Retired First Sgt. Terry Thompson, the Army Junior ROTC instructor at Ozark High School in Ozark Mo., was asked by his students if he would coach a precision team if they bought the equipment themselves. He told them, "If you do your part, I'll do mine and coach you."
"We applied for an NRA grant, but we didn't get it. That is why the kids did extra work to get the money for their own equipment," Brenda Thompson, Terry's wife, explained. Brenda helps Terry with the program. "Neither the program, nor the school paid for any of it. The students worked jobs and raised money for the rifles, clothing and anything else they needed---no fund raisers," she added. A good precision rifle can be more than $2,000 and another $500 for clothes and other stuff.
"This is the first year for our precision program. But we made that decision because it gave the kids more opportunity at scholarships."
While Ozark, Mo., isn't just around the corner from Anniston, at least the Ozark team didn't have to travel as far as the team from Patch High School--a DOD school in Germany.

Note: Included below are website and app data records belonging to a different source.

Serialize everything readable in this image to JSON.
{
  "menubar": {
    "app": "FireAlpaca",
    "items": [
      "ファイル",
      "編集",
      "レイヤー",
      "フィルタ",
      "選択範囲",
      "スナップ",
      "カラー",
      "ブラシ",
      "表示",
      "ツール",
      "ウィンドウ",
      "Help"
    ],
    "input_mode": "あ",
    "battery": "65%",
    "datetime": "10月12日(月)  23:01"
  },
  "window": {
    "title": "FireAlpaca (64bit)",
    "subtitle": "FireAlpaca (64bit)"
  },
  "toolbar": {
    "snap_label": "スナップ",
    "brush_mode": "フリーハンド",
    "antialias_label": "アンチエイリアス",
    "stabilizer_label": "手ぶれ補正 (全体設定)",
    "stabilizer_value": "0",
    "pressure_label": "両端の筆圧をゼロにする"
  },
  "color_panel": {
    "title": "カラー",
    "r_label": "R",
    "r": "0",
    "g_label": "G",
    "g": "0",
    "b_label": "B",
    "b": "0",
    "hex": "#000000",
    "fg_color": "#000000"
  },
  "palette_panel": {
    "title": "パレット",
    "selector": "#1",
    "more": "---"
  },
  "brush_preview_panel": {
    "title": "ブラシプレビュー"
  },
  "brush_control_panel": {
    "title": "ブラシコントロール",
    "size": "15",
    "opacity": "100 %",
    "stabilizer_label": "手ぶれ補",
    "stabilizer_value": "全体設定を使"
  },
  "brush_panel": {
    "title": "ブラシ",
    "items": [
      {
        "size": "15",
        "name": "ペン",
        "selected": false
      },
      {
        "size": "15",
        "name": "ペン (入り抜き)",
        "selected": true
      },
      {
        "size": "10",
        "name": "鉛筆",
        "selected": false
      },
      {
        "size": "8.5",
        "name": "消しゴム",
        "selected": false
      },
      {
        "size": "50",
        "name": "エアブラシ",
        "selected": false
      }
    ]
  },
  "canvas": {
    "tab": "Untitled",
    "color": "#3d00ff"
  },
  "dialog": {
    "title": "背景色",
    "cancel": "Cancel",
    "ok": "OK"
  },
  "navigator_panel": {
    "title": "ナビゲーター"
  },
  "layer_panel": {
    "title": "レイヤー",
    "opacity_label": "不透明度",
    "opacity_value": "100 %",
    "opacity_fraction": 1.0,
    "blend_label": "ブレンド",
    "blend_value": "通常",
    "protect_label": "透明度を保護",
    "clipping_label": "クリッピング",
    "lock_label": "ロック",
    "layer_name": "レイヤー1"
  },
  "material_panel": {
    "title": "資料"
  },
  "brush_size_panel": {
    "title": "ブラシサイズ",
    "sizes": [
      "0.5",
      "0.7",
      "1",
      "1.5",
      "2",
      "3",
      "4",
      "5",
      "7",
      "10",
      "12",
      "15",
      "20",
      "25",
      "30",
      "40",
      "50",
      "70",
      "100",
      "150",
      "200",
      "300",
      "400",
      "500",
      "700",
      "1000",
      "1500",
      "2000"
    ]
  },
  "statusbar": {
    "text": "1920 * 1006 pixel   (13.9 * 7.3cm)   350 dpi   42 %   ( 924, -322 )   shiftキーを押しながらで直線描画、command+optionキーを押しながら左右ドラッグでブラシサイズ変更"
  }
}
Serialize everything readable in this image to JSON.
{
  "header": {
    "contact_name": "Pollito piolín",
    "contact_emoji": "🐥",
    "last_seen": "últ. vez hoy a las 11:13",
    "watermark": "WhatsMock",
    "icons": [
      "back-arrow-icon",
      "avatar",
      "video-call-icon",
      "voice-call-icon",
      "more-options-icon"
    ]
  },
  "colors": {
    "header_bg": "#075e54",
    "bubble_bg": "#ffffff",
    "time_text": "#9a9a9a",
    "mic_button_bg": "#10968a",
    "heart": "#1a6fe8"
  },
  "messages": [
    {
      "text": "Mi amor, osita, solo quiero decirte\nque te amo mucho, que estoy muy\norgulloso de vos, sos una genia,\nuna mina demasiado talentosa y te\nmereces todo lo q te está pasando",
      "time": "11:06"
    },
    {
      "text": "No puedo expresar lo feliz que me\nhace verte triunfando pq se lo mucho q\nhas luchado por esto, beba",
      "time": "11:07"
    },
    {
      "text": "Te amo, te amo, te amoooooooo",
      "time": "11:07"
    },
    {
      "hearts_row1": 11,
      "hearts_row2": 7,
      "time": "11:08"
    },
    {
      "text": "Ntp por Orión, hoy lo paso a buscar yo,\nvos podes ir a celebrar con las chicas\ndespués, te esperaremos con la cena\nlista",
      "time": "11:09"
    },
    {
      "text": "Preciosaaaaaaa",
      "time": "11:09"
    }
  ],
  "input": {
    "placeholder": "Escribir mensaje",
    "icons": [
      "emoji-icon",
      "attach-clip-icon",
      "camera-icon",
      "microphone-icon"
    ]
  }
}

According to retired Sgt. 1st Class Raul Pinon, the Patch High School Junior ROTC instructor, it took more than $9,000 for the team to get here.

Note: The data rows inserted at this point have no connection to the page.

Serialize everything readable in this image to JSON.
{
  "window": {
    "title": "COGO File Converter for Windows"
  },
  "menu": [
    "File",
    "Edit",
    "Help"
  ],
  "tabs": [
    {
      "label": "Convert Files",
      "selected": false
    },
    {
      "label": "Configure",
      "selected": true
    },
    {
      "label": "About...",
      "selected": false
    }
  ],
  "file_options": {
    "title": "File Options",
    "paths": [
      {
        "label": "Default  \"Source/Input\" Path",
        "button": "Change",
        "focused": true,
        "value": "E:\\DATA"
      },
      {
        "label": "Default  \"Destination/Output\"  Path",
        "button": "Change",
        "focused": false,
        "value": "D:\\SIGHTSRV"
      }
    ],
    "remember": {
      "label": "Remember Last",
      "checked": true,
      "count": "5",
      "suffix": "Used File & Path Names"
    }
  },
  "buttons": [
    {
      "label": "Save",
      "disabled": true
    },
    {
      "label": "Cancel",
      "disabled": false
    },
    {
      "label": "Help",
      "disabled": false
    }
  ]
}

This is the first year for Pinon to be an Army instructor with this program. He took over after 1st Sgt. Jack Wayne retired last year.
"We raise funds for the money," he explained. "And the Cadets raised money bagging groceries in the commissary. We also get help from different organizations in exchange for volunteer services."
And like all the teams, they have to travel--around their area--to compete against other schools. So part of the expense that each school must plan for is the travel they must make to the different competitions.
"In Germany we have an East and West conference so we have to travel two to three hours to get to the different competitions sites."
But when all else fails, retired Maj. Randy Matney, the senior Army instructor at Wythe County Tech Center in Virginia, said he relies on a skill he learned in the Army.
"I learned diplomacy (on active duty) and out here you can use that skill. Especially with civic and veterans organizations," he explained. What Matney calls diplomacy others may call "public relations."
He goes to meetings of civic and veterans' organizations, like the Veterans of Foreign Wars and American Legion--any place where his smiling face would be recognized and inroads can be made.
"When the VFW needs volunteers to put flags on veterans' graves on Veterans Day, or if they need a color guard for something, my Junior ROTC Cadets volunteer to do it," he said.
In turn, those organizations help his programs with anything for which they don't have money.
"At the annual brigade (meeting), everyone recommended setting money aside for competitions, and the commander agreed and did it," he explained. "So the brigade covered the transportation and hotels and they arranged for some of the meals to be covered too."
So if all else fails, Matney said, "use diplomacy and a smile--I think it gets you more places."